* WHAT THE EXERCISE ASKS: Count up the lines below that include the string "nBlue" and report the number by itself.

** TASK INPUTS follows **

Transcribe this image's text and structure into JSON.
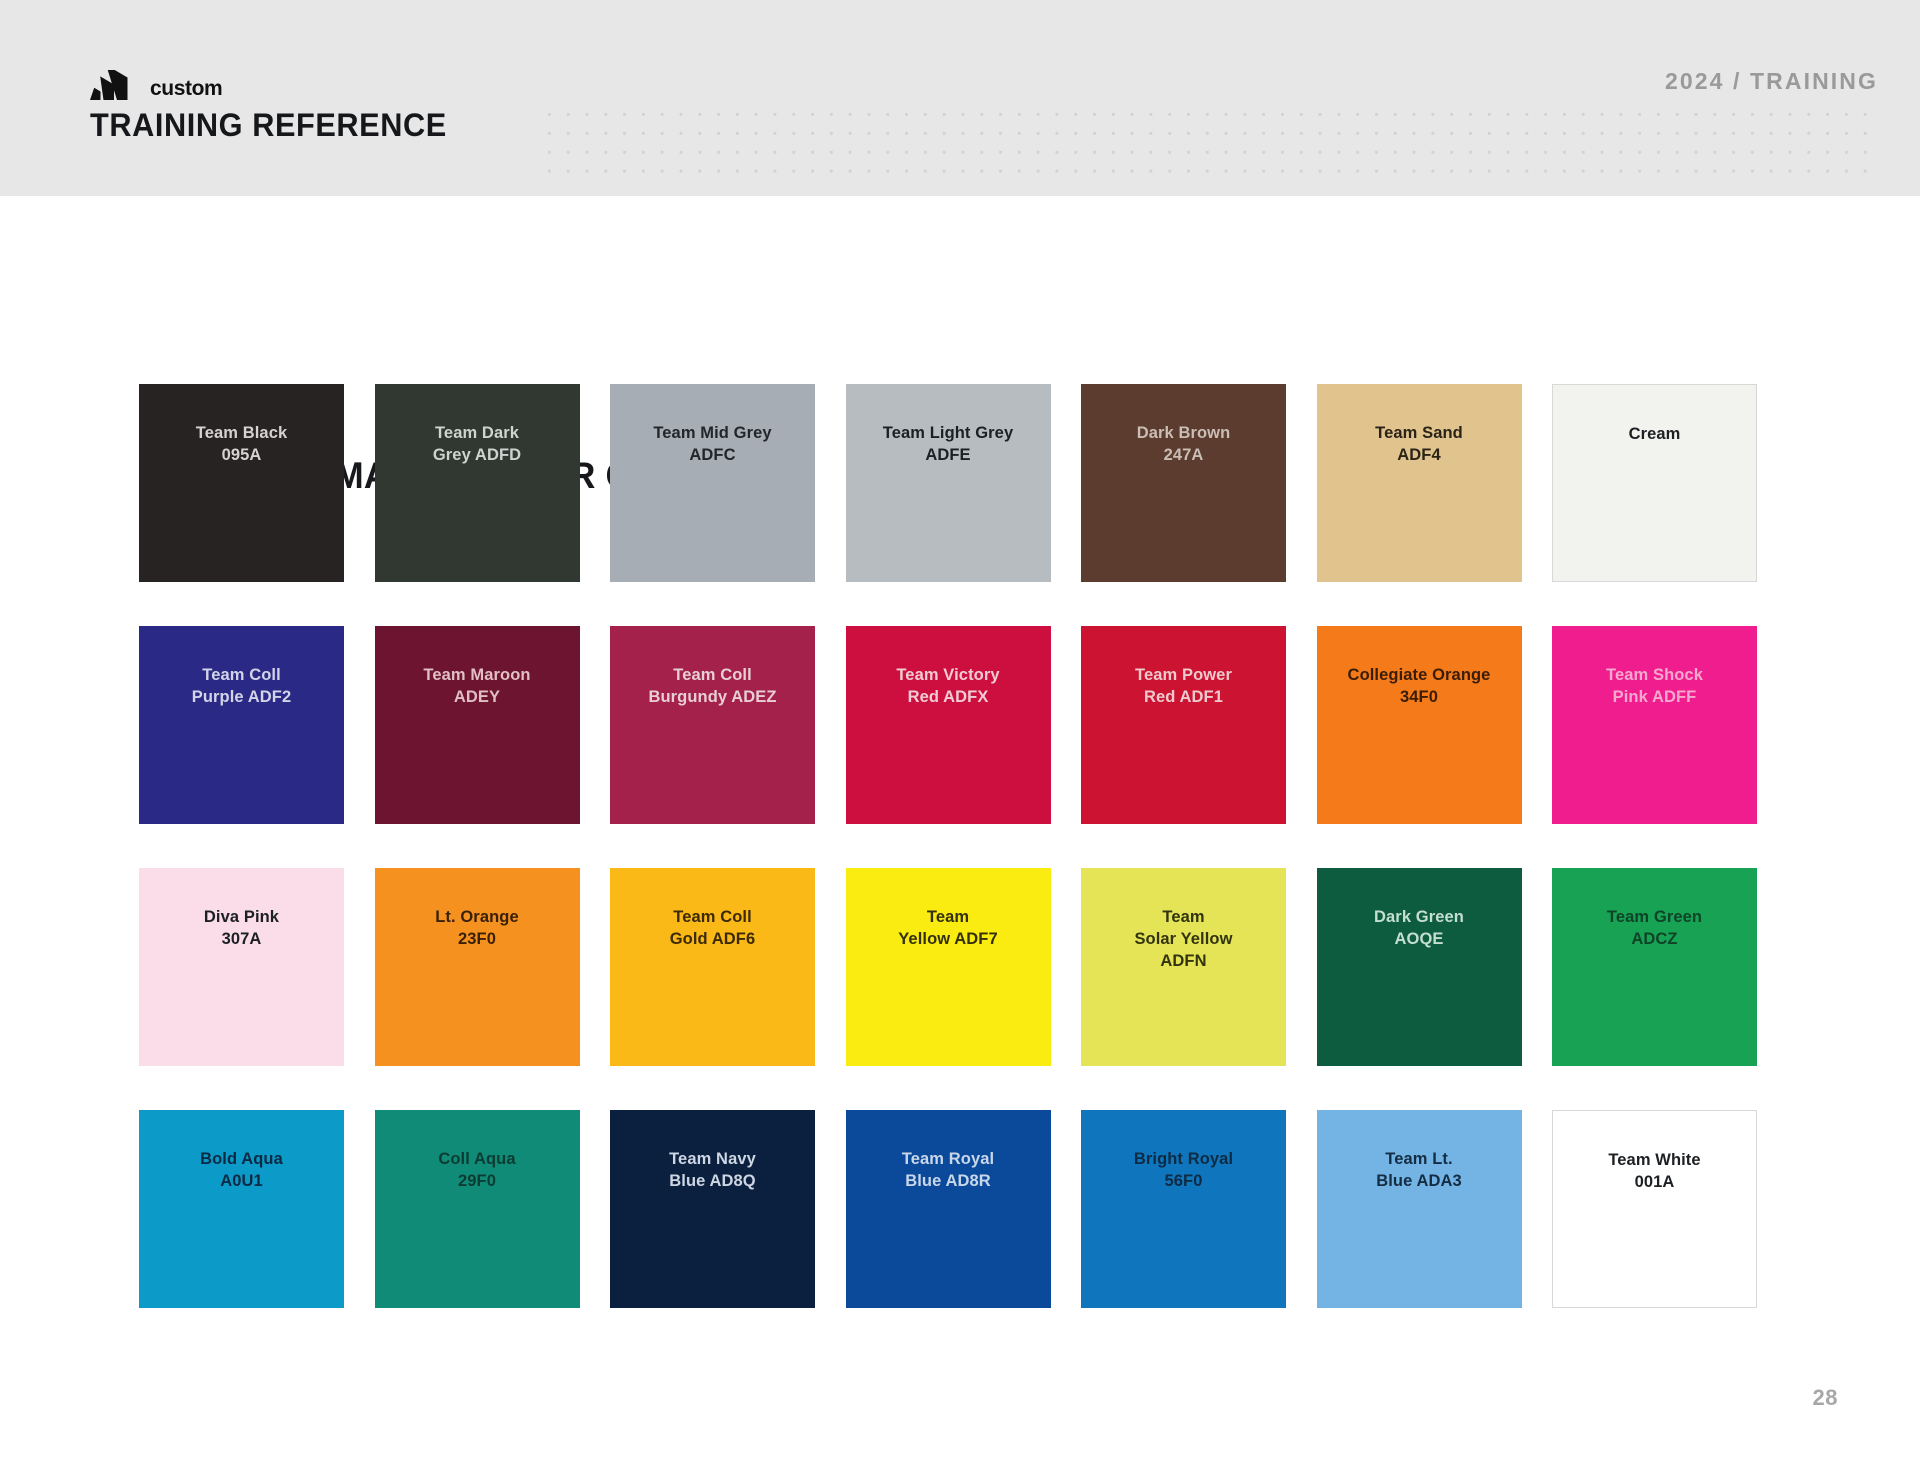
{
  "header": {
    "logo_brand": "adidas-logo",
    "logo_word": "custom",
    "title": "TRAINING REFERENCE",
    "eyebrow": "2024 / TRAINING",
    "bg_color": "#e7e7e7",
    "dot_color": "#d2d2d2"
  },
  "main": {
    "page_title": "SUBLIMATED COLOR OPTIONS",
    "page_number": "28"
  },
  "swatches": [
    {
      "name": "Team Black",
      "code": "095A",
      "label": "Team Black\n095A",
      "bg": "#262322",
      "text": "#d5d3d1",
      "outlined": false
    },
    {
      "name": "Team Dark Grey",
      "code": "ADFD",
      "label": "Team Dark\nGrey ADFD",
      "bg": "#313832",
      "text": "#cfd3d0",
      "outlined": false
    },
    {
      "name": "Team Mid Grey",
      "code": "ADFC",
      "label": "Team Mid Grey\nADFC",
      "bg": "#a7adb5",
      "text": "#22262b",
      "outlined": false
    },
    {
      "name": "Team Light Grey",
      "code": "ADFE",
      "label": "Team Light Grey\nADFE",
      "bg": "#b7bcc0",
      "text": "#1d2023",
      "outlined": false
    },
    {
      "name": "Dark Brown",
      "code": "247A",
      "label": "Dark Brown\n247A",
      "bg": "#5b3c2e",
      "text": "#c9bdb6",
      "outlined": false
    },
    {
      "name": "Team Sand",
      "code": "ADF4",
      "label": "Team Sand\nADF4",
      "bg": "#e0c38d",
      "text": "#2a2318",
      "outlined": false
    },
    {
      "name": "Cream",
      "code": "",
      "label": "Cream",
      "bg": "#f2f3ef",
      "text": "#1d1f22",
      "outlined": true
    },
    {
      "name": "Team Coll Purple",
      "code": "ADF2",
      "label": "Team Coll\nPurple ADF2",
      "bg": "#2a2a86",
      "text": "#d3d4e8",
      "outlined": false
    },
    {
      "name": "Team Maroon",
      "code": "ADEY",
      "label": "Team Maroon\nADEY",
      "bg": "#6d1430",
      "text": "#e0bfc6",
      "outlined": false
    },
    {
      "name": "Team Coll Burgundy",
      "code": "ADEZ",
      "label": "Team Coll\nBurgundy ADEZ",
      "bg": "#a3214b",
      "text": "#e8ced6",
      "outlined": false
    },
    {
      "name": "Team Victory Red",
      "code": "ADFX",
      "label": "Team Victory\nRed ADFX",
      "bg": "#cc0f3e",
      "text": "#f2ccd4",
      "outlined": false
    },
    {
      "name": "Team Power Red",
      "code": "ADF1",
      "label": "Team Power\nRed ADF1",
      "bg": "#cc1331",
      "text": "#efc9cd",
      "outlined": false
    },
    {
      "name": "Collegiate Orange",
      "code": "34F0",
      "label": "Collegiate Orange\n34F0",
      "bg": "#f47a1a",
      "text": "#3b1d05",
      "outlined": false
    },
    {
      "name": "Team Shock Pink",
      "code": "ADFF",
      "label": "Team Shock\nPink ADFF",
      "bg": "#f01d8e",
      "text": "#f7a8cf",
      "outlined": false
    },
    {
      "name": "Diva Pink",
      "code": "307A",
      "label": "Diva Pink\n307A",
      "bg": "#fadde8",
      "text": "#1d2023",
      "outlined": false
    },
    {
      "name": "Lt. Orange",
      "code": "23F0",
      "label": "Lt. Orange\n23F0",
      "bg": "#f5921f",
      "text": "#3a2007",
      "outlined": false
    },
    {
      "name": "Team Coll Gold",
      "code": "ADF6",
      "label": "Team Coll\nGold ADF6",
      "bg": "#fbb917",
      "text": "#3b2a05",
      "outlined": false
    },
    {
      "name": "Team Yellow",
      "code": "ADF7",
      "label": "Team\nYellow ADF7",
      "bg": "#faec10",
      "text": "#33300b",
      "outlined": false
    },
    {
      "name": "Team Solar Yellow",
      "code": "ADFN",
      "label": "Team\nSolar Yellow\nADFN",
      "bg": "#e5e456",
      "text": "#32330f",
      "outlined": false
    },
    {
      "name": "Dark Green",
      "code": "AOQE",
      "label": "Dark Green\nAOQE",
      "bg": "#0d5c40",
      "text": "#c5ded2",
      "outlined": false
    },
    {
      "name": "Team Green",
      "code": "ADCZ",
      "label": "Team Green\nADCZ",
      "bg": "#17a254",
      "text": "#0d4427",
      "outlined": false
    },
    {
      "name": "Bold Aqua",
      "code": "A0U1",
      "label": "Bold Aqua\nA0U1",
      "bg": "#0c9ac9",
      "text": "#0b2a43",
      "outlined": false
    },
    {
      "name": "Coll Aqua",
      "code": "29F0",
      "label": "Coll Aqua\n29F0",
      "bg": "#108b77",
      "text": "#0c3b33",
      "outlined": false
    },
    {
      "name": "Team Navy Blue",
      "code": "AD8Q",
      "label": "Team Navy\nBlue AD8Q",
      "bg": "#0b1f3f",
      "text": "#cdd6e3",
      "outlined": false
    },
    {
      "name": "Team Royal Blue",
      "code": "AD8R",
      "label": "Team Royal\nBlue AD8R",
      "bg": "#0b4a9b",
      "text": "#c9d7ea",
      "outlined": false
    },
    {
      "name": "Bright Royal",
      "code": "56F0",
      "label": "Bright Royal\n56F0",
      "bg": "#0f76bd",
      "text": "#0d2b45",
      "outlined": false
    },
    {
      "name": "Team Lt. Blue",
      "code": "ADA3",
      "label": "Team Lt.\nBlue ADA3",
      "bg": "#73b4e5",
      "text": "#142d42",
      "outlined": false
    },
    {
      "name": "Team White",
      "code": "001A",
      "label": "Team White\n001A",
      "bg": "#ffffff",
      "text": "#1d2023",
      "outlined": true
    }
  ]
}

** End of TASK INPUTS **

* ANSWER BOX: 3